FFIEC comprises federal bank, thrift, and credit union regulators. The group’s January interest-rate risk advisory stresses the “importance of effective corporate governance, policies and procedures, risk measuring and monitoring systems, stress testing, and internal controls related to the interest-rate risk exposures of depository institutions.”
(Visit ncua.gov and enter “2010 interest-rate risk” in the search box.)
The advisory isn’t a big surprise. Financial institutions are exposed to interest-rate risk—the likelihood that income (or economic value) will change when market interest rates change. And that exposure has increased recently.
The Federal Reserve has repeatedly expressed its intention to keep rates low for an extended period of time. But those days are numbered, as are the days of massive Fed security purchases that have helped keep longer-term interest rates low.
Some reasons for recent interest-rate risk increases:
- The combination of low home prices, low mortgage interest rates, and continuing government home purchase incentives have increased originations of fixed-rate, long-term mortgages. During the past three years, credit union fixed-rate mortgages with terms greater than 15 years increased from 29% to 37% of total first mortgages outstanding.
- Savings growth has outpaced loan growth by a fairly wide margin. Credit union savings deposits increased approximately 10% while loan balances grew only 4% in the 12 months ended September 2009. Investment balances increased dramatically. Some “fought” the resulting downward pressure on asset yields by placing more investments in higher-yielding, longer-term investments.

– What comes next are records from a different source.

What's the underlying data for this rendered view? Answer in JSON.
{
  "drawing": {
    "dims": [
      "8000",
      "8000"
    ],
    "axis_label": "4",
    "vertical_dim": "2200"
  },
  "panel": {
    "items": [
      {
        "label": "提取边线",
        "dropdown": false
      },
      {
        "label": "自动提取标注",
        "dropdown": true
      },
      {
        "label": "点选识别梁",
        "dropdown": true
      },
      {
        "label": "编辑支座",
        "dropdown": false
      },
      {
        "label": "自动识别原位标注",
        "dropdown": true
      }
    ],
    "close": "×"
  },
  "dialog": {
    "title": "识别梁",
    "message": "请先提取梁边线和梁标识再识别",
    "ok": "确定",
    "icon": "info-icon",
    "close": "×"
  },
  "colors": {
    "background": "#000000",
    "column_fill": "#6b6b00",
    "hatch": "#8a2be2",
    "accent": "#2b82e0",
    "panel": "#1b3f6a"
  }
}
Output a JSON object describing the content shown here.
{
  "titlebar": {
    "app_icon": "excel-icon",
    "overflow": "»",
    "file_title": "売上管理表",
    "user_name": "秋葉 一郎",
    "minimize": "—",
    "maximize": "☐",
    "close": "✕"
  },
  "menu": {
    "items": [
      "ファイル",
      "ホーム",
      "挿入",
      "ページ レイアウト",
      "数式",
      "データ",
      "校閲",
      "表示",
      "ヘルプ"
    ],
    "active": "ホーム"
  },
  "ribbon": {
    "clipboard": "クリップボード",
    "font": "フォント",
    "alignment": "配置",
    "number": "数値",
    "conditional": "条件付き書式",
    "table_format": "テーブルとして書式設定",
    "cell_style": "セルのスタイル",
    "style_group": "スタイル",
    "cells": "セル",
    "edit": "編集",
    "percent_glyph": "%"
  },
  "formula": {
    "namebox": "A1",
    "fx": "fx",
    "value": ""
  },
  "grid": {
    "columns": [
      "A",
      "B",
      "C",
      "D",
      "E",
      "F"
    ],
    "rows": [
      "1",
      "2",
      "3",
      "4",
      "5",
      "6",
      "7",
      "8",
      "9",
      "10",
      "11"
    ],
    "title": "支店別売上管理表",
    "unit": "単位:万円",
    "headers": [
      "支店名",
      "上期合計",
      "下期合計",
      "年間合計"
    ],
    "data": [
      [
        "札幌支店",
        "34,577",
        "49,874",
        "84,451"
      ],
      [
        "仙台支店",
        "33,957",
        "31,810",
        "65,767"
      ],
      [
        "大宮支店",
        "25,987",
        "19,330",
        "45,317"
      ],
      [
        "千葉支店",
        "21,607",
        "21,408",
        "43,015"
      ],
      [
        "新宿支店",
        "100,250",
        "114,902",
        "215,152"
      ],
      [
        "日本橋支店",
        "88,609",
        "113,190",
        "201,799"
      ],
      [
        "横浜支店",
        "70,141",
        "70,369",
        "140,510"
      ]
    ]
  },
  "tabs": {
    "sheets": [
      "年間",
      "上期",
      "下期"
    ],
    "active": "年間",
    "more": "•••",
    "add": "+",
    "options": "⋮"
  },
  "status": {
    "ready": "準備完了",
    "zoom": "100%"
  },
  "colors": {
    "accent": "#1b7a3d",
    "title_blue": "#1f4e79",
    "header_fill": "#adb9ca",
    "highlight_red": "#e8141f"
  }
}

- Low rates and marketplace uncertainty mean members want to stay liquid. So a substantial portion of the big increases in savings balances might be hot money—headed out the door (or into higher-yielding accounts) when rates increase. Core deposits (share drafts and regular shares) have declined significantly from 47% of total savings at the end of 2005 to only 37% of total deposits at the end of September 2009.
While interest-rate risk exposure has increased, the risk is limited when viewed more broadly. Fixed-rate mortgages with
terms greater than 15 years now represent 37% of total mortgages, but they represent only 9% of total credit union assets.
And while longer-term investments represent nearly 18% of total investments, they equal only 5% of total assets.
On the other hand, although only 800 credit unions (10% of all credit unions), report more than 40% of their assets are in longer-term assets, these institutions hold 33% of total credit union assets.
The FFIEC guidance reminds decision makers that effective risk management isn’t limited to risk identification and measurement. It also must address appropriate actions to control risk. If an institution determines its core earnings and capital are insufficient to support its interest-rate risk level, it should take steps to mitigate exposure, increase capital, or both.
Financial institutions are in the business of assuming risk. But FFIEC expects them to employ sound risk-management practices to measure, monitor, and control interest-rate risk exposures.
The council also expects each financial institution to use risk-management processes and systems “commensurate with its complexity, business model, risk profile, and scope of operations.” That means gap analysis is only appropriate for the least complex, generally small, plain-vanilla institutions. And financial institutions should supplement simulation models—whether static (assuming no balance sheet changes as rates change) or dynamic—with more rigorous economic value analysis.
Credit unions have a long track record of effectively measuring, monitoring, and controlling risk. But now isn’t the time to rest on laurels. Interest-rate risk exposure will be a point of emphasis in the exam process.
Directors ultimately are responsible for risks undertaken by their credit unions. Understanding this risk through regular updates is now more important than ever.
MIKE SCHENK is vice president, economics and statistics, for the Credit Union National Association. Contact him at 608-231-4228 or at firstname.lastname@example.org.